A Mind Map is a visual diagram of thoughts, ideas, or notes of any kind. It is useful if you don’t always see things in a linear fashion or if you like to use ideas to riff off other ideas. I personally like using a mind map when I start to think about any new project, from a speaking gig to a blog post to a book.
Here’s an example of a Mind Map I created for a talk I gave last November:
The Mind Map is so valuable because I can start with almost nothing and it always turns into a robust document. It seems to match the way my mind works.
The Mind Map is yet another way I’ve found to combat “the blank page.” Even if I have only one thought, or even less than a complete thought, I can use a Mind Map to clarify and develop my thinking and move forward with my project.
For example, I’ve been thinking about new doctors lately. It’s getting close to graduation time (end of June for residents, while the medical students have just graduated) and I’ve been wondering how new doctors and newly trained residents think about the future of medicine and what I, as a life coach, could do to serve them.

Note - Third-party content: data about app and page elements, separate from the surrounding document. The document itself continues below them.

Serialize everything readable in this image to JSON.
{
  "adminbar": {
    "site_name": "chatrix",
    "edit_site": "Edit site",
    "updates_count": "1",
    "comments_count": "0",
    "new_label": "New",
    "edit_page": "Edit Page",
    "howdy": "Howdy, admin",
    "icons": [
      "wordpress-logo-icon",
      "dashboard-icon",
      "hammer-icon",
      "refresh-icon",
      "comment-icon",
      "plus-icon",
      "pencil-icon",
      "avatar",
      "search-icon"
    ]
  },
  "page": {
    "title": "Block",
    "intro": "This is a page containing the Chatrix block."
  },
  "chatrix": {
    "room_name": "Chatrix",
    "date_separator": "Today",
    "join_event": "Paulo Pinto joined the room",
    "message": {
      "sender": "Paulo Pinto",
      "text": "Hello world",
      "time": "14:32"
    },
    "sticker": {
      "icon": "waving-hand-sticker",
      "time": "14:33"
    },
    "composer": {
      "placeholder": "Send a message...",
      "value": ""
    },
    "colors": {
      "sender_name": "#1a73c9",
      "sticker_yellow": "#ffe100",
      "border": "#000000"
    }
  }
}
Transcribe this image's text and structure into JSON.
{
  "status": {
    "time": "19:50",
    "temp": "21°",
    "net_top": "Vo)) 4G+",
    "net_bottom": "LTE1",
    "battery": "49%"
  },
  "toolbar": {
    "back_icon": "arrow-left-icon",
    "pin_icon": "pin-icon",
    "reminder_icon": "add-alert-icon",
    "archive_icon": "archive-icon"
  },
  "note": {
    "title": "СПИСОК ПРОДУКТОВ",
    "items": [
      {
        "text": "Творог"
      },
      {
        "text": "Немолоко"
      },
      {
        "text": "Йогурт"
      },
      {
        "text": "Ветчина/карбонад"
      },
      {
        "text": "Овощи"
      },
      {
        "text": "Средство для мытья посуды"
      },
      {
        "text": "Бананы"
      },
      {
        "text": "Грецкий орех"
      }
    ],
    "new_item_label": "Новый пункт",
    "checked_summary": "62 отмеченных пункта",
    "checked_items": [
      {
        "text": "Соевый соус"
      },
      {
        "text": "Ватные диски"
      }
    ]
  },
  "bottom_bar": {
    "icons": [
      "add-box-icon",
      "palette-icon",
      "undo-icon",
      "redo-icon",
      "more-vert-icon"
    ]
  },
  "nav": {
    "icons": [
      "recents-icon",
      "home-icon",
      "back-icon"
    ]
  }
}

I started with just one thought (less than a thought, really, as you can see):
Then I start to put down thoughts. When I do it on paper, I can quickly fill up a page, but the page gets messy—I have to be careful or I won’t be able to read my handwriting after I finish my Mind Map. With iThoughts, everything is legible. I love that!
It’s also easily accessible. And I can copy the central thought bubble and paste it into a Word document and it pastes the entire document in a list form.
So my original idea turns quickly into something more meaty, like this:
Then I continue to jot down notes, thoughts, ideas, resources, even research to do. I find this method of brainstorming very helpful. It’s less intimidating than a blank page and because it’s not linear, I don’t have to make any judgments about each thought. I don’t have to decide if it’s a headline or a supporting thought, a main idea or a side bar. I just get it all down.
When I create a Mind Map, I usually add to it over and over, but I always put it away for a while before I’m ready to write from it (or prepare a speech from it). When I come back to it, I’m always surprised by how much of the work of organizing and writing I’ve already done.
Have you ever used a Mind Map? I’d love to hear your experience (and tips!) in the comments.